The circumstantial evidence which was adduced in Didenti is totally distinguishable in character and weight to that raised in the instant case. In Didenti, the Government was not only able to locate and identify two other coconspirators (Guarrazi and Pinsetto) but was able to establish, by testimony from one of the acquitted conspirators named in the indictment, the substantial complicity of those two co-conspirators in the unlawful still operation. In contrast, the existence of a "third," "unknown" conspirator in this case is, at best, a mere inference allowable from a relatively barren structure of circumstantial evidence advanced by the Government, and it is essentially devoid of any substantial foundation in fact. Le Boulanger did make several phone calls from the San Diego hotel, but the Government could not successfully trace them to a "third" cohort. And he did enter the border checkpoint with a large amount of heroin, but the logical presumption that it originated from a source in Tijuana only creates an inferential beginning, not a firm conclusion. Thus, these factors which readily create a framework for the Government's conspiracy case are not the kind of circumstantial evidence which can supply the requisite foundation for a conspiracy conviction. The inference which the Government would have the jury draw as to the requisite plurality of actors, the presence of a "third" conspirator, is at once "too speculative" and "remote" to allow a conviction beyond a reasonable doubt that Le Boulanger was engaged in a narcotics conspiracy to import the heroin. See United States v. Nelson, supra 419 F.2d at 1240; see also United States v. Steele, 469 F.2d 165, 168-169 (10th Cir., 1972). The inherent weakness of this tripartite conspiracy theory advanced on appeal was emphasized by the absence in the Government's closing argument before the jury of any reference to a "third" conspirator. In the final analysis, the Government apparently based its case upon Le Boulanger and Gardner's complicity as the foundation for its conspiracy charges. The Government's conspiracy theory is wholly unsupported by "substantial evidence" once Gardner is removed from the conspiracy equation, and perforce it must fail. Thus, Le Boulanger's convictions under the conspiracy counts, one and three, are without sufficient foundation, and cannot stand.

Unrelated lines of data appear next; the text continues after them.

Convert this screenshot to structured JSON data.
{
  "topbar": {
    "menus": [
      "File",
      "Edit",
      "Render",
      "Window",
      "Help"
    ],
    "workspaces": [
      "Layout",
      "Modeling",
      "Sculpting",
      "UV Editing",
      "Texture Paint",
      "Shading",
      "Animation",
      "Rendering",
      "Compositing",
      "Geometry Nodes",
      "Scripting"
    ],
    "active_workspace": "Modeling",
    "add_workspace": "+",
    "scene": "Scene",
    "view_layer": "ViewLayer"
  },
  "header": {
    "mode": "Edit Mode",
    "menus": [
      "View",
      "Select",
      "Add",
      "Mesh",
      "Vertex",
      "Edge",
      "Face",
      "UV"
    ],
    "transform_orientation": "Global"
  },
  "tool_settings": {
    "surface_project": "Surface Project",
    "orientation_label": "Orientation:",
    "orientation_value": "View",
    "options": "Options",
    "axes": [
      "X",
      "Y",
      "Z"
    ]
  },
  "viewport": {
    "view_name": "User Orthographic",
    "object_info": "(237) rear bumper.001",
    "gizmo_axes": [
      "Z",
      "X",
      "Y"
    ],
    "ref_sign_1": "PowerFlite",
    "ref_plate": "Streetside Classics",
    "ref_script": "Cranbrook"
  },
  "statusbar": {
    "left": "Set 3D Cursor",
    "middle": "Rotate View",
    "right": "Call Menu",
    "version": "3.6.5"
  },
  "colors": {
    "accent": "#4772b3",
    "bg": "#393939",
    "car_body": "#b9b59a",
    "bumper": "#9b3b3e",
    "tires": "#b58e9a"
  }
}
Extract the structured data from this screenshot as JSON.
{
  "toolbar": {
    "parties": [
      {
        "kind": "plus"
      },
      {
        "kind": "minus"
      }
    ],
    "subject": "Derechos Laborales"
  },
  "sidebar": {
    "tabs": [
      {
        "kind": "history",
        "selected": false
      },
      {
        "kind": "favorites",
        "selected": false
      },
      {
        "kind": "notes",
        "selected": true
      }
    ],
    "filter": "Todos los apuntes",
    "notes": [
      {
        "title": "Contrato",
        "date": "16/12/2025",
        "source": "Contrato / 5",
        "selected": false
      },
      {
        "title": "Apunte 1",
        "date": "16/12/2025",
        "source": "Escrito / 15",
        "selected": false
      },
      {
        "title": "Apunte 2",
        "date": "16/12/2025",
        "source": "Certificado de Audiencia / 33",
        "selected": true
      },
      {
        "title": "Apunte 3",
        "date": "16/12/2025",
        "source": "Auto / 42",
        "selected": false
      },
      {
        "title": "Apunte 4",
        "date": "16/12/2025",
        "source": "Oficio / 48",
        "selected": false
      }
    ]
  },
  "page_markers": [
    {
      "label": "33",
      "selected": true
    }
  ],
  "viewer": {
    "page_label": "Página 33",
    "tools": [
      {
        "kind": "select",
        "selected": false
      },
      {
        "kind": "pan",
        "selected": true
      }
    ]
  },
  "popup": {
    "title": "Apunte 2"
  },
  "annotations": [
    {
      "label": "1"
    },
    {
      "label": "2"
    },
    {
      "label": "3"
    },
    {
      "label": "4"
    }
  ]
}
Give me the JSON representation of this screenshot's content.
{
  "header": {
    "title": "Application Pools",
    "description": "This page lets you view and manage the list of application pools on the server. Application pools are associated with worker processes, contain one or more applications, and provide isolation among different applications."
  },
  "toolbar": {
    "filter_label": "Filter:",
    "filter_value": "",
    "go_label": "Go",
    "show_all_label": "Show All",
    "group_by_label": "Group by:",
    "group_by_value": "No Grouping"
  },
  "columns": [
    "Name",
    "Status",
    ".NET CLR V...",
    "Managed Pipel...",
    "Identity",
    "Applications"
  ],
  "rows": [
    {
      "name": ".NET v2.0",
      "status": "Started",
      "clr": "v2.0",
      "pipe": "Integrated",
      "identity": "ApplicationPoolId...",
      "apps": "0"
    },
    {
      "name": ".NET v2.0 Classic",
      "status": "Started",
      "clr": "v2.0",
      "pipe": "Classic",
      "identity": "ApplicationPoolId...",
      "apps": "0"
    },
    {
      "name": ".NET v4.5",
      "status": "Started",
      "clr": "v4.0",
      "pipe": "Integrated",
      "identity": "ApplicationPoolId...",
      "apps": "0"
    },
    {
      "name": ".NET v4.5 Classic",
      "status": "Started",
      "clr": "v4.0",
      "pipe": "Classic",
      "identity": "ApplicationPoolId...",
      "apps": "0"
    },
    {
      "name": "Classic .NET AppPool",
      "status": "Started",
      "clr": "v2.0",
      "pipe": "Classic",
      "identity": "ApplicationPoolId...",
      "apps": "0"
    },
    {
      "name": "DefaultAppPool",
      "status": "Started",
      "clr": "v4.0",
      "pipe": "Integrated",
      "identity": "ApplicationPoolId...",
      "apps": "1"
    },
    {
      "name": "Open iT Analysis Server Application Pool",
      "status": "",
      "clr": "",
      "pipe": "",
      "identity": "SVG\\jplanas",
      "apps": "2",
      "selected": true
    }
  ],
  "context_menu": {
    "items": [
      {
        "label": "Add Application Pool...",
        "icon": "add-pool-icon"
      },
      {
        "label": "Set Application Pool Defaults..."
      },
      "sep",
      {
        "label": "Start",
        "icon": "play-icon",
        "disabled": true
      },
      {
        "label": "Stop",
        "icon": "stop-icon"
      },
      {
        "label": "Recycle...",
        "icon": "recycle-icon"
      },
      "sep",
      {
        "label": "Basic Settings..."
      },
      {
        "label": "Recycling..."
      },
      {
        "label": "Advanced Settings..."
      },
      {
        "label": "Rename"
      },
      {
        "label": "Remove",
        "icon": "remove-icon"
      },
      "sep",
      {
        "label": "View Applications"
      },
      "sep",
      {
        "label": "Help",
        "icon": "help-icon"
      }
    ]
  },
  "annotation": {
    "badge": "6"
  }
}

Accordingly, Le Boulanger's convictions under counts one and three are reversed, and those counts under the indictment are to be dismissed. The Court refrains from passing upon the conviction under count four under the concurrent sentence doctrine. Le Boulanger's conviction on count two is affirmed.
The judgment as to Gardner's conviction is reversed.
The judgment as to Le Boulanger's conviction under counts one and three is reversed.
The case is remanded to the District Court for proceedings consistent with this opinion.